The hydropower projects’ slow pace of progress needs to be expedited, says MoEA minister
Hydropower: Bhutan would harness only about 5,000MW of electricity by 2021, half the target the country had earlier pursued to achieve by 2020.
The total installed capacity of hydropower today is about 1,600MW. The completion of Punatshangchu I & II and Mandgdechu hydropower projects would add about another 3000MW by 2021.
“The progress rate of hydropower projects is very poor and has been moving at a snail’s pace,” said economic affairs minister, Norbu Wangchuk, who is on a tour of Trashigang, said.
The progress rate of 15 percent today, lyonpo said, has come after more than four decades of discussion on hydropower projects.
“Therefore, we need to give more importance on hydropower and expedite works if we are to harness our full potential,” lyonpo said. “It is a long way ahead and we owe it to our future generations to take advantage of the resources we have.”
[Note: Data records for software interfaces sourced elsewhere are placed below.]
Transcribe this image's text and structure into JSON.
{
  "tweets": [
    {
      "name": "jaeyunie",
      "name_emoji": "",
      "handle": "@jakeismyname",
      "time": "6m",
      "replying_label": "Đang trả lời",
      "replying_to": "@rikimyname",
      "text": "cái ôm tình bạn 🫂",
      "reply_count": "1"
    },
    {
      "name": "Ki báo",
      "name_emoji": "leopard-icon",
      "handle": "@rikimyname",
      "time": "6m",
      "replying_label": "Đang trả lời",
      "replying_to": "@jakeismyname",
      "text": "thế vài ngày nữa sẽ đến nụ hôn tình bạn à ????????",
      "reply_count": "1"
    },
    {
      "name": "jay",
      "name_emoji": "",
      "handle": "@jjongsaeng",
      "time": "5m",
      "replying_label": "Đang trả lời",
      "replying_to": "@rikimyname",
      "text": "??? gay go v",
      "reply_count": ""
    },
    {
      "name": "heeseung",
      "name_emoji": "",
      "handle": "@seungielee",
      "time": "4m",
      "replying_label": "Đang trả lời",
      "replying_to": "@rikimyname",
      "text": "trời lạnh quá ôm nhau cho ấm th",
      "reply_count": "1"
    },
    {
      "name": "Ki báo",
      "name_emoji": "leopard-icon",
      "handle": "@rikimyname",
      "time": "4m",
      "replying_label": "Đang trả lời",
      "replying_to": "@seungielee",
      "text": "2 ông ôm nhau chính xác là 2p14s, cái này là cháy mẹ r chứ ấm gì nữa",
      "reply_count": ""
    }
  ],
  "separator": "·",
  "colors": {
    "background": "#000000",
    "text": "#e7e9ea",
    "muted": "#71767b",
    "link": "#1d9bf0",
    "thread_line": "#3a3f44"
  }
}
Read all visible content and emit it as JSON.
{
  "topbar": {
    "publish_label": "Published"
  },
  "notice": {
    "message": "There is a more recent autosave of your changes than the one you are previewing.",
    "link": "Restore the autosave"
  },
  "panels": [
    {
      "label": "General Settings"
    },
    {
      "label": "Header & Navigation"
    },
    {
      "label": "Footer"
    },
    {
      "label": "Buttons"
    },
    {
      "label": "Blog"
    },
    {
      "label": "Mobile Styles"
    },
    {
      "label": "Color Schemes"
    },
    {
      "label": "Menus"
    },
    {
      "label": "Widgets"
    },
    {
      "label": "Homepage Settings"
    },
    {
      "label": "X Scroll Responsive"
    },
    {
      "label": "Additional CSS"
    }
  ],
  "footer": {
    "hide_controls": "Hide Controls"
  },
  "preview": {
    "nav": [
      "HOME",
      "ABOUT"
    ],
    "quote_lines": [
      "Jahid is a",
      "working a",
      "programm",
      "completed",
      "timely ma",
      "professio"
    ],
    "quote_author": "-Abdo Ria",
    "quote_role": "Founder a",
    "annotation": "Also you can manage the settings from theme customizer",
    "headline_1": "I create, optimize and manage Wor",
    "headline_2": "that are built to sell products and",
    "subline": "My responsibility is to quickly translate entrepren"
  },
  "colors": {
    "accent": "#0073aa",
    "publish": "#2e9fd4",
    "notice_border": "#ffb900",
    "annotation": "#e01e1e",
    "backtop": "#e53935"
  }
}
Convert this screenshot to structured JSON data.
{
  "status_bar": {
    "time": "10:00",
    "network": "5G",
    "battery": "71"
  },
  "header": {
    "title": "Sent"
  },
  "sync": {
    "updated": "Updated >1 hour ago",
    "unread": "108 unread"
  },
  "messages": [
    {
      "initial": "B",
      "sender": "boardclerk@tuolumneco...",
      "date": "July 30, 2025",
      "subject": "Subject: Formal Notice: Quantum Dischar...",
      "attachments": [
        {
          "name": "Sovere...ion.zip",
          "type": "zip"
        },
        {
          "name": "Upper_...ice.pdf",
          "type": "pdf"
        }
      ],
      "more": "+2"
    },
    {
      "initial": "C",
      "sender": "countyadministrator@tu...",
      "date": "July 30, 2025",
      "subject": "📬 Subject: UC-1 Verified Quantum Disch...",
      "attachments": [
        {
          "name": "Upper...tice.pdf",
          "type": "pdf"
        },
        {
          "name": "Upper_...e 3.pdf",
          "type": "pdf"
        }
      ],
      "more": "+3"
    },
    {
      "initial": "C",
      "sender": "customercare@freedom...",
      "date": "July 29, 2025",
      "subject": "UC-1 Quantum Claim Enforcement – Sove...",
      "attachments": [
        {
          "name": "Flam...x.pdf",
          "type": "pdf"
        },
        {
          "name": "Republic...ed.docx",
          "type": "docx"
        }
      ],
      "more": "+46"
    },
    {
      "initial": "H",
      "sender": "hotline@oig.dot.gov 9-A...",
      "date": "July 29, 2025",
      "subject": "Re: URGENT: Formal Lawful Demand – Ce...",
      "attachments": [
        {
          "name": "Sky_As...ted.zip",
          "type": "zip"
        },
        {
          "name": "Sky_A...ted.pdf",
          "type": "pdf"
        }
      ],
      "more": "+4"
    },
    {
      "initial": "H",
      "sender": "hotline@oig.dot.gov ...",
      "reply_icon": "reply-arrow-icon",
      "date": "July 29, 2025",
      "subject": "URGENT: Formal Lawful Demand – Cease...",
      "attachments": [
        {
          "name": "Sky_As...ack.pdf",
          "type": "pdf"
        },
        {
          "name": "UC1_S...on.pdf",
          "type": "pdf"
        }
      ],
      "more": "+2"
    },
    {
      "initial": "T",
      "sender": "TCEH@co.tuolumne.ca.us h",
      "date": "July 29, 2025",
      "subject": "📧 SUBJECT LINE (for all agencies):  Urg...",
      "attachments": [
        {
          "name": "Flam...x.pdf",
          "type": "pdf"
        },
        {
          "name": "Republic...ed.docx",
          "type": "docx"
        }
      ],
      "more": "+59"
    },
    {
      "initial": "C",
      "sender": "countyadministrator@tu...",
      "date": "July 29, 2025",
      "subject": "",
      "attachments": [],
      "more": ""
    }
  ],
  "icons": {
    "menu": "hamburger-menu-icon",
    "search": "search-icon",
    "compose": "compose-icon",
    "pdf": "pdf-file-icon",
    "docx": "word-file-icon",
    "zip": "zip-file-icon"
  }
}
In an earlier email interview with Kuensel, President Paranb Mukherjee had said that the 10 Indian-assisted projects in Bhutan, which include the three existing, three ongoing and four joint venture model hydroelectric projects would provide 6,476MW by around 2022.
By then, it was confirmed that the 10,000MW target by 2020 was unachievable and that the target needed to be reviewed.
However, lyonpo Norbu Wangchuk said there has been significant progress after the 12th empowered joint meeting (EJP) when four joint venture (JV) projects comprising 600MW Kholongchu, 570MW Wangchu, 770 MW Chamkharchu and the 180MW Bunakha HPs were approved by the Government of India (GoI).
“During the recent 14th EJG meeting, it was decided that the four JV projects would be implemented and preconstruction works for Kholongchu has already commenced,” lyonpo said.
Albeit the ongoing debate, works on the Chamkharchu project are already at an advanced stage and by November, the project would be registered as a company under the Company Act of the Kingdom of Bhutan 2000.
While the Druk Green Power Corporation (DGPC) would represent Bhutan, the Indian counterpart is the National Hydroelectric Power Corporation (NHPC) for Chamkharchu project.
Lyonpo said all matters between DGPC and NHPC pertaining to the project has been resolved and is almost ready for incorporation. At present, articles of incorporation are being drafted.
In the case of Bunakha and Wangchu JVs, lyonpo said there are certain issues that need to be resolved in terms of financial closure and transmission line among others. The two approved JVs also have cascading matters to be taken care of.
“Bunakha will directly benefit Chukha plant and Tala and Wangchu hydropower projects,” Lyonpo said. “Therefore, for the benefit they would derive, the projects need to invest on Bunakha and negotiations are ongoing.”
Since the 10,000MW is not feasible, the government would be opting for a project wise approach and take up possible hydropower projects, the minister said.
Mutual discussions between Bhutan and GoI for other huge hydropower projects under the 10,000MW target like Kurigongri, Sunkosh and Amochu are happening as well but the detailed project reports (DPR) are yet to be finalised. GoI had earlier indicated that lack of fund might impede the progress of these JV projects.
However, lyonpo affirmed that lack of funding shouldn’t hinder the development of the three massive JV projects.
“From our side, we need to look into the impact of hydropower to our economy. So, studies have to be conducted and if the projects are lucrative and feasible, we will sort a way forward,” lyonpo said.
The government would then figure out how these projects should be scheduled and what modalities to be followed. Should there be a need, the minister said there are chances that the government might down scale the three JV projects.
Tshering Wangdi, Trashigang